Judging by the title & the post, probably not. There's an algorithm to select the K'th element of an unsorted array - it runs in O(n) time. Faster than a quicksort, but doesn't sort your array. (If you used it for sorting, you'd get O(n^2), so quicksort wins there.)

8. I was going by the description of the algorithm that the o/p provided, which closely mirrored quicksort.
IMO too the o/p should use the algorithm that finds the kth smallest element w/o sorting to reduce runtime.

Edit:: @Cactus_Hugger: can you post a link or some info on that algorithm.

9. Originally Posted by itCbitC
I was going by the description of the algorithm that the o/p provided, which closely mirrored quicksort.
IMO too the o/p should use the algorithm that finds the kth smallest element w/o sorting to reduce runtime.

Edit:: @Cactus_Hugger: can you post a link or some info on that algorithm.
He is, that's what the select function he wrote does.

I don't think Cactus_Hugger is correct about the running time of the algorithm though, if we're talking about "Hoare's selection algorithm". It is worse than O(n) worst case, like quicksort, when the partitions are often very unequal. That still means log n recursions on average and n-1 at worst.
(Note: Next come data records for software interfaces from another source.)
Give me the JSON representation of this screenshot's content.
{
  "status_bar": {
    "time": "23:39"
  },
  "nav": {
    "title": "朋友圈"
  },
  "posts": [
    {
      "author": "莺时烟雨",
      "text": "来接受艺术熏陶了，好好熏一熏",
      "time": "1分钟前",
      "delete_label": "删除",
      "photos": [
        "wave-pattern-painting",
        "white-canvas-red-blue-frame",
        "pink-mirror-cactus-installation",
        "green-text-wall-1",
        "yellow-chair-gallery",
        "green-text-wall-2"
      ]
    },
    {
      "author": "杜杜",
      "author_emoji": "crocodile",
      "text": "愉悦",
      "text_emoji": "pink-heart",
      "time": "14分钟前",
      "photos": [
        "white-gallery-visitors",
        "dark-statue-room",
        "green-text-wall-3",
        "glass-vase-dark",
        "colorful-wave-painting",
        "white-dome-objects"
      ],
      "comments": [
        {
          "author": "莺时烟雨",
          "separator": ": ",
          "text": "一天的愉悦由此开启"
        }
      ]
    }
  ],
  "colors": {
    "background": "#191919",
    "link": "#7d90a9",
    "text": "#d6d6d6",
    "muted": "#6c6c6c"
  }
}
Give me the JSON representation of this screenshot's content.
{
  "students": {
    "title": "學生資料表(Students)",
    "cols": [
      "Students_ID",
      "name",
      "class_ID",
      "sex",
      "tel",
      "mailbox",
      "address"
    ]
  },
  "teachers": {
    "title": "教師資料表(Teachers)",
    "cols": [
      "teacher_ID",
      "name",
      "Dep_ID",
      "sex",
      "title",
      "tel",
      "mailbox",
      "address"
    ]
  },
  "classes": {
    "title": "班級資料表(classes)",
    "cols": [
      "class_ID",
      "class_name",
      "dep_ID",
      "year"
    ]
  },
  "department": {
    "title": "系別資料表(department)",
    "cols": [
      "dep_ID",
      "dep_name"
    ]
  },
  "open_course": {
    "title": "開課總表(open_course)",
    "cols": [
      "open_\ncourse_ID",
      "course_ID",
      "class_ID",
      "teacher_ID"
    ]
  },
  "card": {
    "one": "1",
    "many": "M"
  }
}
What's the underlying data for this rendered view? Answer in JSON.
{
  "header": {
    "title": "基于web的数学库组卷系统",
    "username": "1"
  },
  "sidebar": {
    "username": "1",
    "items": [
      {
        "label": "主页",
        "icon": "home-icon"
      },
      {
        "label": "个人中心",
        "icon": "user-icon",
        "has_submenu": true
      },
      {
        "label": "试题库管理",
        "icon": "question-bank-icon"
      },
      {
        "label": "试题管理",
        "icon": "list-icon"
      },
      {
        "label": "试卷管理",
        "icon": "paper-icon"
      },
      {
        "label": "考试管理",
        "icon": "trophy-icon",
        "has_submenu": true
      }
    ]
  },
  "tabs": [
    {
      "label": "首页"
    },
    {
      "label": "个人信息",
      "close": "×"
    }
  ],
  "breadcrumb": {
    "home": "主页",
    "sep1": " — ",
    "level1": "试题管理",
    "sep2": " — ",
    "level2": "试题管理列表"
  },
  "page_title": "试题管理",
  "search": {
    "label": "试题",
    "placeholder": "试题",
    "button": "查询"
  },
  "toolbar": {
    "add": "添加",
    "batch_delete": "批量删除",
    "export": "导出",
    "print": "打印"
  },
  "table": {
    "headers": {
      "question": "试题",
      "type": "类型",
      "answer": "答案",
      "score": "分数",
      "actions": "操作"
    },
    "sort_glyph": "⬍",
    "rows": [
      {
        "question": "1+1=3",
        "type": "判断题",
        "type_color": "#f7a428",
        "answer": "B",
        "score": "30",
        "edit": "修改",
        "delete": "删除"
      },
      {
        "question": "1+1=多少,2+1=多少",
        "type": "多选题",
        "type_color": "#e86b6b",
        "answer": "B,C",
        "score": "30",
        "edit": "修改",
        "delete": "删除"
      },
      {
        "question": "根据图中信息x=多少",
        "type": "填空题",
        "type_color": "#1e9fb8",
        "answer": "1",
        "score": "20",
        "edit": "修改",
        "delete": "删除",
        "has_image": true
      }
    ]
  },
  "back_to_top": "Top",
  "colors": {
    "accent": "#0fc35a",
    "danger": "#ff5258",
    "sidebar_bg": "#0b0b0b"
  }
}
Introselect is better.

Ah, here it is:
Selection algorithm - Wikipedia, the free encyclopedia

Popular pages Recent additions